**Task description**
The data below should be copied over with complete accuracy.
Source material: Begin
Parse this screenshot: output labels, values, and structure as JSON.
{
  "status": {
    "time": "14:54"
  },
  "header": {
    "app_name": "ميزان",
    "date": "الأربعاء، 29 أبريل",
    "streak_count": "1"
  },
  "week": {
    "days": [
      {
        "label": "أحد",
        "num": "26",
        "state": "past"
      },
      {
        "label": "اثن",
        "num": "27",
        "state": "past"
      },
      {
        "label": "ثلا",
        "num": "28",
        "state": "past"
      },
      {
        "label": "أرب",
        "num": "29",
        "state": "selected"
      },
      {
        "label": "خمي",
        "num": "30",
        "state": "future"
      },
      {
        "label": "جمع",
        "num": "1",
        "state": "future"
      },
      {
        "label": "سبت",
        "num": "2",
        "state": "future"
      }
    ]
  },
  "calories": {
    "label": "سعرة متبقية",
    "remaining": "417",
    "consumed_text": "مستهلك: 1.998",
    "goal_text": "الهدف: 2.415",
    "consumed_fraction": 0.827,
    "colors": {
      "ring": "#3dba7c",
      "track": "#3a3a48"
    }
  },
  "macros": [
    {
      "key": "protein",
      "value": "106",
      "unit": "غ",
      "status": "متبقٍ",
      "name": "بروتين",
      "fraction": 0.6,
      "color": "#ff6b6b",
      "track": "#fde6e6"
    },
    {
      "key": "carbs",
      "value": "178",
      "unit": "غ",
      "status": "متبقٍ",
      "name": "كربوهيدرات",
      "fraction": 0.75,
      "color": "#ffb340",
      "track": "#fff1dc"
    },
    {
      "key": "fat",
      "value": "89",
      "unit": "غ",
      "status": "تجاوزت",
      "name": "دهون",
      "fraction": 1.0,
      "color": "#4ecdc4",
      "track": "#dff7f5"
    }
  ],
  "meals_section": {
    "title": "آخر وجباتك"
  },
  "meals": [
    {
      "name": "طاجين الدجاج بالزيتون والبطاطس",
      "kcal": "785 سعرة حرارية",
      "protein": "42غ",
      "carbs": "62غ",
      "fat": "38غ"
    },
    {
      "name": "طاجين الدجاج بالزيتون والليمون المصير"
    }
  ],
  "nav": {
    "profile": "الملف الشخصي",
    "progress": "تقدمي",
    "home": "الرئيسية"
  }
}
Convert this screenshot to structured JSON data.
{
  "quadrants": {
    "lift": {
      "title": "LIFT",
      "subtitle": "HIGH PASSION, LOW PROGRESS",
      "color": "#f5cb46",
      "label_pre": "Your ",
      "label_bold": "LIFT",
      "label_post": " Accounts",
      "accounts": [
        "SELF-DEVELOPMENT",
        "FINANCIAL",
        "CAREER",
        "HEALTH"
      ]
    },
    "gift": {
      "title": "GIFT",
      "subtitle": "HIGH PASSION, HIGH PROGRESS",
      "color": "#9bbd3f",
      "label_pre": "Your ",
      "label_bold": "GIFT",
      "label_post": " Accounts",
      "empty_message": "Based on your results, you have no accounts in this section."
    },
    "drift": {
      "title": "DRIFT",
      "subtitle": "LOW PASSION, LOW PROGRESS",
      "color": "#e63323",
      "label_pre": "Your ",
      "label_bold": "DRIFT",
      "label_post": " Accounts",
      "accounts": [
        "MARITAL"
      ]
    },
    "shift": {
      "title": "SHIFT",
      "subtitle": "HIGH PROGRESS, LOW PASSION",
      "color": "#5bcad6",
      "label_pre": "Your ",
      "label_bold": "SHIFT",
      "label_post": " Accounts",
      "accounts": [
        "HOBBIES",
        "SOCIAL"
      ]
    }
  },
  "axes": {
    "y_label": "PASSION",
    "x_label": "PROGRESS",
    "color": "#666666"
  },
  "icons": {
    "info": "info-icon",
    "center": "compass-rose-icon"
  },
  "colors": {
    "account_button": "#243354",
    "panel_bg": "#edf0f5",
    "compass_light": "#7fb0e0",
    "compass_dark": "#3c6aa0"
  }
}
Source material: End
**Task answer**
Parse this screenshot: output labels, values, and structure as JSON.
{
  "status": {
    "time": "14:54"
  },
  "header": {
    "app_name": "ميزان",
    "date": "الأربعاء، 29 أبريل",
    "streak_count": "1"
  },
  "week": {
    "days": [
      {
        "label": "أحد",
        "num": "26",
        "state": "past"
      },
      {
        "label": "اثن",
        "num": "27",
        "state": "past"
      },
      {
        "label": "ثلا",
        "num": "28",
        "state": "past"
      },
      {
        "label": "أرب",
        "num": "29",
        "state": "selected"
      },
      {
        "label": "خمي",
        "num": "30",
        "state": "future"
      },
      {
        "label": "جمع",
        "num": "1",
        "state": "future"
      },
      {
        "label": "سبت",
        "num": "2",
        "state": "future"
      }
    ]
  },
  "calories": {
    "label": "سعرة متبقية",
    "remaining": "417",
    "consumed_text": "مستهلك: 1.998",
    "goal_text": "الهدف: 2.415",
    "consumed_fraction": 0.827,
    "colors": {
      "ring": "#3dba7c",
      "track": "#3a3a48"
    }
  },
  "macros": [
    {
      "key": "protein",
      "value": "106",
      "unit": "غ",
      "status": "متبقٍ",
      "name": "بروتين",
      "fraction": 0.6,
      "color": "#ff6b6b",
      "track": "#fde6e6"
    },
    {
      "key": "carbs",
      "value": "178",
      "unit": "غ",
      "status": "متبقٍ",
      "name": "كربوهيدرات",
      "fraction": 0.75,
      "color": "#ffb340",
      "track": "#fff1dc"
    },
    {
      "key": "fat",
      "value": "89",
      "unit": "غ",
      "status": "تجاوزت",
      "name": "دهون",
      "fraction": 1.0,
      "color": "#4ecdc4",
      "track": "#dff7f5"
    }
  ],
  "meals_section": {
    "title": "آخر وجباتك"
  },
  "meals": [
    {
      "name": "طاجين الدجاج بالزيتون والبطاطس",
      "kcal": "785 سعرة حرارية",
      "protein": "42غ",
      "carbs": "62غ",
      "fat": "38غ"
    },
    {
      "name": "طاجين الدجاج بالزيتون والليمون المصير"
    }
  ],
  "nav": {
    "profile": "الملف الشخصي",
    "progress": "تقدمي",
    "home": "الرئيسية"
  }
}
Convert this screenshot to structured JSON data.
{
  "quadrants": {
    "lift": {
      "title": "LIFT",
      "subtitle": "HIGH PASSION, LOW PROGRESS",
      "color": "#f5cb46",
      "label_pre": "Your ",
      "label_bold": "LIFT",
      "label_post": " Accounts",
      "accounts": [
        "SELF-DEVELOPMENT",
        "FINANCIAL",
        "CAREER",
        "HEALTH"
      ]
    },
    "gift": {
      "title": "GIFT",
      "subtitle": "HIGH PASSION, HIGH PROGRESS",
      "color": "#9bbd3f",
      "label_pre": "Your ",
      "label_bold": "GIFT",
      "label_post": " Accounts",
      "empty_message": "Based on your results, you have no accounts in this section."
    },
    "drift": {
      "title": "DRIFT",
      "subtitle": "LOW PASSION, LOW PROGRESS",
      "color": "#e63323",
      "label_pre": "Your ",
      "label_bold": "DRIFT",
      "label_post": " Accounts",
      "accounts": [
        "MARITAL"
      ]
    },
    "shift": {
      "title": "SHIFT",
      "subtitle": "HIGH PROGRESS, LOW PASSION",
      "color": "#5bcad6",
      "label_pre": "Your ",
      "label_bold": "SHIFT",
      "label_post": " Accounts",
      "accounts": [
        "HOBBIES",
        "SOCIAL"
      ]
    }
  },
  "axes": {
    "y_label": "PASSION",
    "x_label": "PROGRESS",
    "color": "#666666"
  },
  "icons": {
    "info": "info-icon",
    "center": "compass-rose-icon"
  },
  "colors": {
    "account_button": "#243354",
    "panel_bg": "#edf0f5",
    "compass_light": "#7fb0e0",
    "compass_dark": "#3c6aa0"
  }
}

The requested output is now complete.